Political turbulence caused the indexes to begin in the red, falling to a day’s low of 40,814.56 down 486 points. The benchmark index did however record a little comeback to close at 40,970.82 a loss of 330.66 points or a decrease in the percentage of 0.8 percent. The benchmark KSE-100 Index lost 0.8 percent. This continued to dampen investor morale at the PSX which has been affected by ongoing political unrest.
The KSE-100 was weak, according to market experts, because of ongoing political unrest and limited foreign exchange reserves. They said that there was perhaps too much noise in politics and with the threatened dissolution of two provincial assemblies.
They stated that until there was clarification investor mood was anticipated to remain negative and trading activity to be light and the downturn in the stock market was also a result of political unrest, they said.
A huge political crisis would be created if two provincial assemblies were dissolved as the economic fundamentals have been weak and the shortage of dollars persisted.
PTI Chairman Imran Khan announced on Saturday that the administrations of his party in Punjab and Khyber Pakhtunkhwa will dissolve their legislatures on December 23 to allow for new elections. He had stated in a video speech with the chief ministers of Punjab and KP, Pervez Elahi and Mahmood Khan, that the Constitution did not permit elections to be postponed for more than 90 days following the dissolution of a legislature.

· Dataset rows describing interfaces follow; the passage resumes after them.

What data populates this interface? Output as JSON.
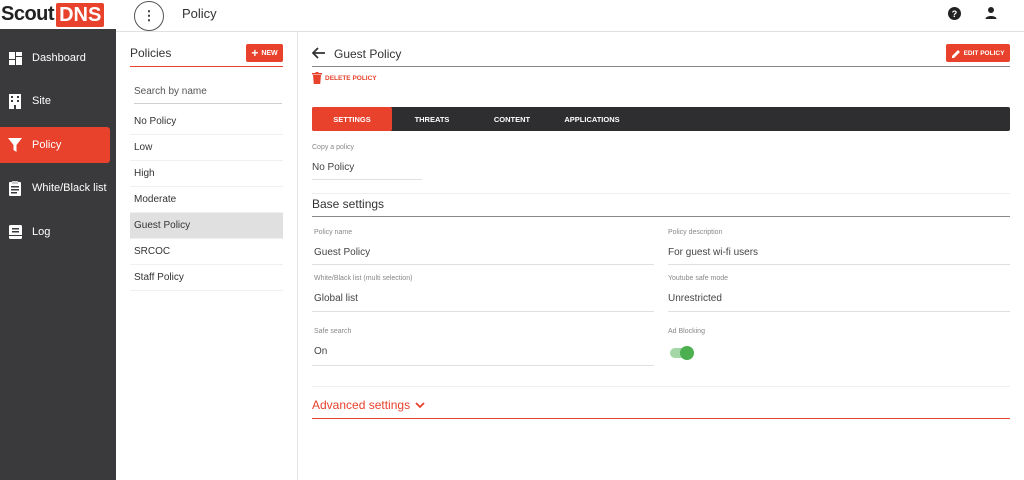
{
  "app": {
    "logo_part1": "Scout",
    "logo_part2": "DNS",
    "page_title": "Policy"
  },
  "sidebar": {
    "items": [
      {
        "label": "Dashboard",
        "icon": "dashboard-icon"
      },
      {
        "label": "Site",
        "icon": "building-icon"
      },
      {
        "label": "Policy",
        "icon": "filter-icon",
        "active": true
      },
      {
        "label": "White/Black list",
        "icon": "clipboard-icon"
      },
      {
        "label": "Log",
        "icon": "book-icon"
      }
    ]
  },
  "policies": {
    "title": "Policies",
    "new_label": "NEW",
    "search_placeholder": "Search by name",
    "items": [
      "No Policy",
      "Low",
      "High",
      "Moderate",
      "Guest Policy",
      "SRCOC",
      "Staff Policy"
    ],
    "selected": "Guest Policy"
  },
  "main": {
    "title": "Guest Policy",
    "edit_label": "EDIT POLICY",
    "delete_label": "DELETE POLICY",
    "tabs": [
      "SETTINGS",
      "THREATS",
      "CONTENT",
      "APPLICATIONS"
    ],
    "active_tab": "SETTINGS",
    "copy_label": "Copy a policy",
    "copy_value": "No Policy",
    "base_settings_title": "Base settings",
    "fields": {
      "policy_name_label": "Policy name",
      "policy_name_value": "Guest Policy",
      "policy_desc_label": "Policy description",
      "policy_desc_value": "For guest wi-fi users",
      "wbl_label": "White/Black list (multi selection)",
      "wbl_value": "Global list",
      "youtube_label": "Youtube safe mode",
      "youtube_value": "Unrestricted",
      "safe_search_label": "Safe search",
      "safe_search_value": "On",
      "ad_blocking_label": "Ad Blocking",
      "ad_blocking_on": true
    },
    "advanced_label": "Advanced settings"
  },
  "colors": {
    "accent": "#e8412c",
    "sidebar_bg": "#3a3a3c",
    "toggle_on": "#4caf50"
  }
}
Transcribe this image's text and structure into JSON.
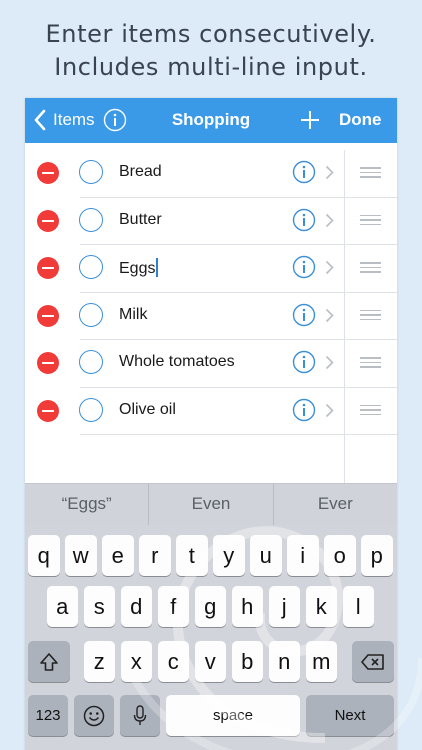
{
  "caption": {
    "line1": "Enter items consecutively.",
    "line2": "Includes multi-line input."
  },
  "navbar": {
    "back_label": "Items",
    "title": "Shopping",
    "done_label": "Done",
    "color": "#3b9ae8"
  },
  "items": [
    {
      "label": "Bread"
    },
    {
      "label": "Butter"
    },
    {
      "label": "Eggs",
      "editing": true
    },
    {
      "label": "Milk"
    },
    {
      "label": "Whole tomatoes"
    },
    {
      "label": "Olive oil"
    }
  ],
  "suggestions": [
    "“Eggs”",
    "Even",
    "Ever"
  ],
  "keyboard": {
    "row1": [
      "q",
      "w",
      "e",
      "r",
      "t",
      "y",
      "u",
      "i",
      "o",
      "p"
    ],
    "row2": [
      "a",
      "s",
      "d",
      "f",
      "g",
      "h",
      "j",
      "k",
      "l"
    ],
    "row3": [
      "z",
      "x",
      "c",
      "v",
      "b",
      "n",
      "m"
    ],
    "numbers_label": "123",
    "space_label": "space",
    "next_label": "Next"
  },
  "colors": {
    "delete": "#f03b38",
    "accent": "#3b8fd6"
  }
}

Leaders of the PML-N and PPP, the two main constituents of the current Pakistan Democratic Movement administration, strongly opposed the decision to dissolve legislatures. In a later statement the PML-N had stated that it was prepared to run in elections should the PTI decide to forward with its plan to dissolve the two legislatures.
IMF staff and the government have also been in remote negotiations to disburse $1.18 billion as part of the ninth review of a $7 billion programme. The meetings which were initially scheduled for the final week of October were moved to November 3 and then continued to experience delays due to discrepancies in the two parties’ estimations.
The State Bank of Pakistan’s foreign exchange reserves, on the other hand, are in grave condition after falling by $11 billion in a single year. The central bank’s reserves were $17.686 billion in December 2021; as of December 9, they were $6.7 billion.